  • Consistent use of x and y-axes across multiple panels
    • Carefully consider the inclusion of "0" in your axis
  • Sometimes, it is essential to include 0
  • Often, inclusion of 0 is not necessary
    • Consider using a log scale when it is important to understand percent change of multiple factors
  • Consistent use of colors for different categories
  • Consistent use of fonts, line widths, box sizes, etc., to avoid distortion
  • With few categories, a single figure may facilitate comparisons;  with many categories, consider multiple panels


Here is an attempt to compare catches of cod fish and crab across regions and to relate the variation to changes in water temperature. The problem here is that the Y-axes are vastly different, making it hard to sort out what's really going on. Even the Y-axes for temperature are vastly different.


The ability to make comparisons is greatly facilitated by using the same scales for axes, as illustrated below.


Data source: Dawber TR, Meadors GF, Moore FE Jr. Epidemiological approaches to heart disease:

the Framingham Study. Am J Public Health Nations Health. 1951;41(3):279-81. PMID: 14819398

It is also important to avoid distorting the X-axis. Note in the example below that the space between 0.05 to 0.1 is the same as space between 0.1 and 0.2.

Source: Park JH, Gail MH, Weinberg CR, et al. Distribution of allele frequencies and effect sizes and

their interrelationships for common genetic susceptibility variants. Proc Natl Acad Sci U S A. 2011; 108:18026-31.


Consider the range of the Y-axis. In the examples below there is no relevant information below $40,000, so it is not necessary to begin the Y-axis at 0. The graph on the right makes more sense.

Data from


Also, consider using a log scale. this can be particularly useful when presenting ratios as in the example below.

Source: Broman KW, Murray JC, Sheffield VC, White RL, Weber JL (1998) Comprehensive human genetic maps:

Individual and sex-specific variation in recombination. American Journal of Human Genetics 63:861-869, Figure 1


We noted earlier that pie charts make it difficult to see differences within a single pie chart, but this is particularly difficult when data is presented with multiple pie charts, as in the example below.

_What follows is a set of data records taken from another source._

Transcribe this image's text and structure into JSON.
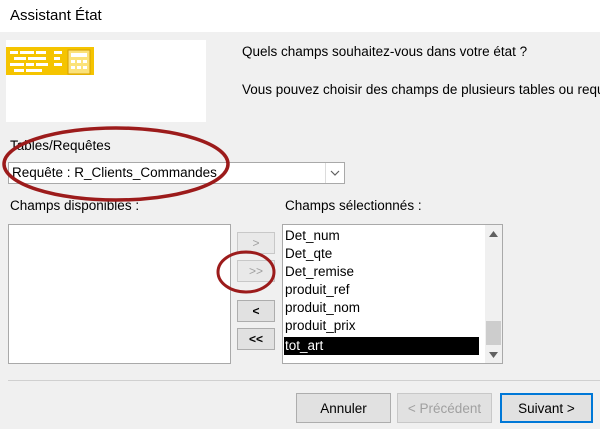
{
  "window": {
    "title": "Assistant État"
  },
  "prompt": {
    "line1": "Quels champs souhaitez-vous dans votre état ?",
    "line2": "Vous pouvez choisir des champs de plusieurs tables ou requêtes"
  },
  "tables": {
    "label": "Tables/Requêtes",
    "selected": "Requête : R_Clients_Commandes"
  },
  "available": {
    "label": "Champs disponibles :",
    "items": []
  },
  "selected_fields": {
    "label": "Champs sélectionnés :",
    "items": [
      "Det_num",
      "Det_qte",
      "Det_remise",
      "produit_ref",
      "produit_nom",
      "produit_prix",
      "tot_art"
    ],
    "active": "tot_art"
  },
  "move_buttons": {
    "add": ">",
    "add_all": ">>",
    "remove": "<",
    "remove_all": "<<"
  },
  "footer": {
    "cancel": "Annuler",
    "back": "< Précédent",
    "next": "Suivant >"
  },
  "colors": {
    "annotation": "#9c1b1b",
    "preview_yellow": "#f5c400",
    "focus_blue": "#0078d7"
  }
}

Source: Bell ML, et al. (2007) Spatial and temporal variation in PM2.5 chemical composition in the United States

for health effects studies. Environmental Health Perspectives 115:989-995, Figure 3

When multiple comparisons are being made, it is essential to use colors and symbols in a consistent way, as in this example.

Source: Manning AK, LaValley M, Liu CT, et al.  Meta-Analysis of Gene-Environment Interaction:

Joint Estimation of SNP and SNP x Environment Regression Coefficients.  Genet Epidemiol 2011, 35(1):11-8.


Avoid putting too many lines on the same chart. In the example below, the only thing that is readily apparent is that 1980 was a very hot summer.

Data from National Weather Service Weather Forecast Office at